None of the Democrats that have run against Mica since 2002 have had any record of elected office, so they faced a name-recognition and credibility gap that made the already-difficult task of knocking off an incumbent almost impossible. We all want to see an insurgent, small-donor campaign beat a troglodyte like Mica, but a Party hack who’s paid her dues would have a real shot and not simply be fighting the good fight.
The one veteran politican to come anywhere this race was four-term former State Rep. Joyce Cusack, who rumor has it, had contemplated a run. I suspect that if the DCCC targets the seat for its Red-to-Blue project to flip poachable Republican seats, Cusack and other candidates would enter the race. Or maybe it would be the other way around.
There are, of course, three other Democrats running for the seat, two announced and filed and one testing the waters. But Peter Silva, Stephen Bacon and Heather Beaven are all political newcomers. Beaven seems most able to sell a compelling narrative, but even she could do everything right, get every available dollar, and still be defeated by low DPI, low turnout, the name recognition gap, a free-media drought, and good old-fashioned public apathy and ignorance. Meanwhile, of course, many local Republican State Legislators are going unopposed.
I’m continually amazed that anyone chooses to run in this kind of race, and I’ve been right there with a few insurgent candidates myself. I admire them, but I wish I could inject some of my hard-nosed perspective into their decision to run and for which office.
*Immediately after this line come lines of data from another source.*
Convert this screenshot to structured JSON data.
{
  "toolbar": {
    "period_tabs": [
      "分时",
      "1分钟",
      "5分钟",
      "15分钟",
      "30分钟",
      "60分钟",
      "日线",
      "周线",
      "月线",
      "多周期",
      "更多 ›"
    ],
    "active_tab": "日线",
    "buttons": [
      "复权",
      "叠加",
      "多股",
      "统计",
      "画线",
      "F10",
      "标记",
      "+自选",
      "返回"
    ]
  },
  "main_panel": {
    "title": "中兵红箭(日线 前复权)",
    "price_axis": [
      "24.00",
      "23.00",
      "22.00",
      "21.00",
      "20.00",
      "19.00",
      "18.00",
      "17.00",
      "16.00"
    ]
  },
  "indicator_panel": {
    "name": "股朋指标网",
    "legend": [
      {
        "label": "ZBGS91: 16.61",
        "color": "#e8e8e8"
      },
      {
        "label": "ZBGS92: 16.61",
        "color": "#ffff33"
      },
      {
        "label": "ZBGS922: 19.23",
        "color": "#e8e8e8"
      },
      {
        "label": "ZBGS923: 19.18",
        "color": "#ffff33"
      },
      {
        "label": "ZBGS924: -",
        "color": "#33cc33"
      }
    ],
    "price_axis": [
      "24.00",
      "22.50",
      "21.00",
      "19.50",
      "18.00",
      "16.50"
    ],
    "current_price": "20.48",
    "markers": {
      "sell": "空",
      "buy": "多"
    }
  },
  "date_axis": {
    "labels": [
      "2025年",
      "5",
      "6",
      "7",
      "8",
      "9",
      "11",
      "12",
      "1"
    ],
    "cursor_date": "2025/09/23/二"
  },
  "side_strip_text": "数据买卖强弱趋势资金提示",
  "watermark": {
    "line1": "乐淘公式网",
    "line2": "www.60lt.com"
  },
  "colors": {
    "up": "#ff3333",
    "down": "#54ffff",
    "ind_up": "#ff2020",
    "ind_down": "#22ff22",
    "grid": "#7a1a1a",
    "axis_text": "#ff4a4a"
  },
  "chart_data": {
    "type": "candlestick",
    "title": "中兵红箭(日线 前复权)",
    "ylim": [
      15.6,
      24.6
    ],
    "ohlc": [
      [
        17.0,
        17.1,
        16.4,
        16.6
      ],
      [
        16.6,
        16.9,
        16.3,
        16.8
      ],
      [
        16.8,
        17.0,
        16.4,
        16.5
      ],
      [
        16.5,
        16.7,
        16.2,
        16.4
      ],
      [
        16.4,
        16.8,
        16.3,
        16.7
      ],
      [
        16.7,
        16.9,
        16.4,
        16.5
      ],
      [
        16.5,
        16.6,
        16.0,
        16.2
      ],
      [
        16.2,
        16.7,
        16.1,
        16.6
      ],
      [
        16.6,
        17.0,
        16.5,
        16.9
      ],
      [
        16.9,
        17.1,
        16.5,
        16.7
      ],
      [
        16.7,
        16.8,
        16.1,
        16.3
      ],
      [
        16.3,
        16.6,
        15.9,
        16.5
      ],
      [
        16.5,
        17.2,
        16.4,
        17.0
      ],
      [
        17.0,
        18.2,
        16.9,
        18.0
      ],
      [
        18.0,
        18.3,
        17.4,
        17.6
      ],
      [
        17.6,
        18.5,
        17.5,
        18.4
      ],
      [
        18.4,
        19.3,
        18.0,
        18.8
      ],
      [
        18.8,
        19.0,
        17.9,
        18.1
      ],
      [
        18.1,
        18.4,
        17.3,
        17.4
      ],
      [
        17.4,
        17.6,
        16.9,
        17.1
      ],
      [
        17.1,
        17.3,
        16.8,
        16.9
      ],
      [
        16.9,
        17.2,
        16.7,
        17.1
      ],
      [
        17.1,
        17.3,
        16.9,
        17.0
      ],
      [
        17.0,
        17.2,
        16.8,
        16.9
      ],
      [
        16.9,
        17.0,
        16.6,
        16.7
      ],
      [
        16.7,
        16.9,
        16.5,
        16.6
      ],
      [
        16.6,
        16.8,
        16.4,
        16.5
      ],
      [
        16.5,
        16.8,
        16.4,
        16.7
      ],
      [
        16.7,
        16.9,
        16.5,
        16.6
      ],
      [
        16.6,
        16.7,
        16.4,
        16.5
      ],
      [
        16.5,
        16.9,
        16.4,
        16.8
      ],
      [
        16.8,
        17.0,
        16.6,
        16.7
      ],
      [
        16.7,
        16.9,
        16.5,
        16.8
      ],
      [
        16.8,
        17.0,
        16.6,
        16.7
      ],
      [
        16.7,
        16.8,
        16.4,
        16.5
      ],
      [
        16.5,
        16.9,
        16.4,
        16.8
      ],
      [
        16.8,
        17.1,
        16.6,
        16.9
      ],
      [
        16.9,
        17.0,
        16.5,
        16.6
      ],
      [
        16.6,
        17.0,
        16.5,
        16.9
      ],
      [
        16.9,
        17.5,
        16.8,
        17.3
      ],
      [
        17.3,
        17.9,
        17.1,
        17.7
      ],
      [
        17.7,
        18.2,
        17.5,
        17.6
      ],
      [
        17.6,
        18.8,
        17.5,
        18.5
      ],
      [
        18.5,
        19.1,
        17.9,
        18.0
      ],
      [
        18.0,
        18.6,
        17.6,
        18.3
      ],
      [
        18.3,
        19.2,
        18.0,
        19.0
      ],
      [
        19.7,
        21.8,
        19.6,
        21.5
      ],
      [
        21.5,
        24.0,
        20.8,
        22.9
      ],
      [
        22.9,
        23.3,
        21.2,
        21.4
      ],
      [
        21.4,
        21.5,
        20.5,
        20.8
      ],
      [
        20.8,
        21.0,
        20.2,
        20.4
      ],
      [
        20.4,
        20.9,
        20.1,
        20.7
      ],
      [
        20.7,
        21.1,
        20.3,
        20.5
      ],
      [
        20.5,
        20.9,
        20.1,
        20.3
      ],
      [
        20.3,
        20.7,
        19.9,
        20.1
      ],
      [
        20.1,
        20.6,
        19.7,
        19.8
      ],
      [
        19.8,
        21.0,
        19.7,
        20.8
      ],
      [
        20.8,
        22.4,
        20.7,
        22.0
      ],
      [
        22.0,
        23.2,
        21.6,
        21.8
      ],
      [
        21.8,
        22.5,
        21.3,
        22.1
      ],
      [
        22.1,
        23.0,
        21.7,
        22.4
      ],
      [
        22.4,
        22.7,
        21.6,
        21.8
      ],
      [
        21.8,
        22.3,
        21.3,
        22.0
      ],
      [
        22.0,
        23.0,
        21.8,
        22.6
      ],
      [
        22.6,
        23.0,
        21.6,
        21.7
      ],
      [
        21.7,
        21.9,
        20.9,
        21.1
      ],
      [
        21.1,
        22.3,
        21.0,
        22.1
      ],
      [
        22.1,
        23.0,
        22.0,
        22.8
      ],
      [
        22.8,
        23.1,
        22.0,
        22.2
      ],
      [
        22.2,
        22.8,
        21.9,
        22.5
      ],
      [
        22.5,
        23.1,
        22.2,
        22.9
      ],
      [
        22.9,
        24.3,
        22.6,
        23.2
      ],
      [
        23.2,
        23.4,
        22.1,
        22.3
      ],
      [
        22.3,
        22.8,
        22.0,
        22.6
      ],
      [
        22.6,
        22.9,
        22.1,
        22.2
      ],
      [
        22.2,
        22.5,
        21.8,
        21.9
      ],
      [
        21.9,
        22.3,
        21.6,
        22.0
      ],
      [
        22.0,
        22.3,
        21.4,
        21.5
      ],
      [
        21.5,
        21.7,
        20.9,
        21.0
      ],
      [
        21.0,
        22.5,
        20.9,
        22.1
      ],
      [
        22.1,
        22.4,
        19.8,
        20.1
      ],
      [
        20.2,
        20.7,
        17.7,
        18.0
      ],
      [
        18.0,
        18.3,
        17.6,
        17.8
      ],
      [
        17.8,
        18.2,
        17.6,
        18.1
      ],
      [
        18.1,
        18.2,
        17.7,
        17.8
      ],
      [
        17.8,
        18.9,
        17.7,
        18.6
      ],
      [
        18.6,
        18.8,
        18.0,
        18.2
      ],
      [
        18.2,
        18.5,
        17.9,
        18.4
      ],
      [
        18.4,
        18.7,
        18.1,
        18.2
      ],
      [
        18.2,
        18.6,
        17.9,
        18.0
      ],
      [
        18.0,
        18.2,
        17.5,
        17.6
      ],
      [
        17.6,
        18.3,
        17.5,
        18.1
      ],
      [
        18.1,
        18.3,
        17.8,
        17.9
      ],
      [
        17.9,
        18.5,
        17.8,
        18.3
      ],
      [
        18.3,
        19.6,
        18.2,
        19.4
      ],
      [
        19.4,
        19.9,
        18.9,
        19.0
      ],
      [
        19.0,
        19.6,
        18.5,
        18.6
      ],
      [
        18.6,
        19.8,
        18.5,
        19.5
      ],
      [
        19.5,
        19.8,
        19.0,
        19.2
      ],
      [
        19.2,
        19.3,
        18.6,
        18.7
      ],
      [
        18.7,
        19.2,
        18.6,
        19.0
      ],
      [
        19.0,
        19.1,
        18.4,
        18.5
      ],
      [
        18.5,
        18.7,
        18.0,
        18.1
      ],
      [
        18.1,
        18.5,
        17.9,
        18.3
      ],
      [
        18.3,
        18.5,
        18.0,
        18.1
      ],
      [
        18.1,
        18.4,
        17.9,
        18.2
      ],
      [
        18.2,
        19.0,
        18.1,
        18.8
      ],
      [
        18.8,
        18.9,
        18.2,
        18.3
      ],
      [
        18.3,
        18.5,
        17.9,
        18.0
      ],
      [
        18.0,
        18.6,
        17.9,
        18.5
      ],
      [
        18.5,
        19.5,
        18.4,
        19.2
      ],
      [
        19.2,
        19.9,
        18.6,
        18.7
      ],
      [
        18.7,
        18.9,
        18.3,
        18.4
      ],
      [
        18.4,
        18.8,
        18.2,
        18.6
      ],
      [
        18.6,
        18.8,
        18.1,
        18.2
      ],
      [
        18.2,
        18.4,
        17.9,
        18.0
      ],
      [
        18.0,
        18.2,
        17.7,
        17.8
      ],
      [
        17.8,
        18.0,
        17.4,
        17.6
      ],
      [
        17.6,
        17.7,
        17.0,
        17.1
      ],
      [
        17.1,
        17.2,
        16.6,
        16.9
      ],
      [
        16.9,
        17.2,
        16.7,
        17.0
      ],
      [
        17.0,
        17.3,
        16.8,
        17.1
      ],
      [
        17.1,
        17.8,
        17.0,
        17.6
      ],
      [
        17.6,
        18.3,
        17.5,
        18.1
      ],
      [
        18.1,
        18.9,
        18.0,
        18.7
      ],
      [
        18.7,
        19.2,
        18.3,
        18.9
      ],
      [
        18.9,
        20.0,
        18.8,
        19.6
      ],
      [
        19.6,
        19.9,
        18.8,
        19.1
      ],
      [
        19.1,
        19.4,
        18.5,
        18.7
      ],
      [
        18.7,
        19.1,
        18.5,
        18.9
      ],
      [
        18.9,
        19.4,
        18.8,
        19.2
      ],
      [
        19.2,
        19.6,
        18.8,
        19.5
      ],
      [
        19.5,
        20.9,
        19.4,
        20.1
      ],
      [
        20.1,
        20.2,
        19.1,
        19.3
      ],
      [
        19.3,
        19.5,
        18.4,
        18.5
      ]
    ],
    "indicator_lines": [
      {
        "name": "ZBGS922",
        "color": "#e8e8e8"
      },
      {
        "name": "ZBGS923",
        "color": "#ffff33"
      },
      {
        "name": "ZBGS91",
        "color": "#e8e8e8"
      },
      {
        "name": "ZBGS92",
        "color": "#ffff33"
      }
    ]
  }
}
I wish they could understand, as I do, that these races are less tests of ideology and character than numbers games.
Of course, if everybody were Party hacks, I wouldn’t be in the Party …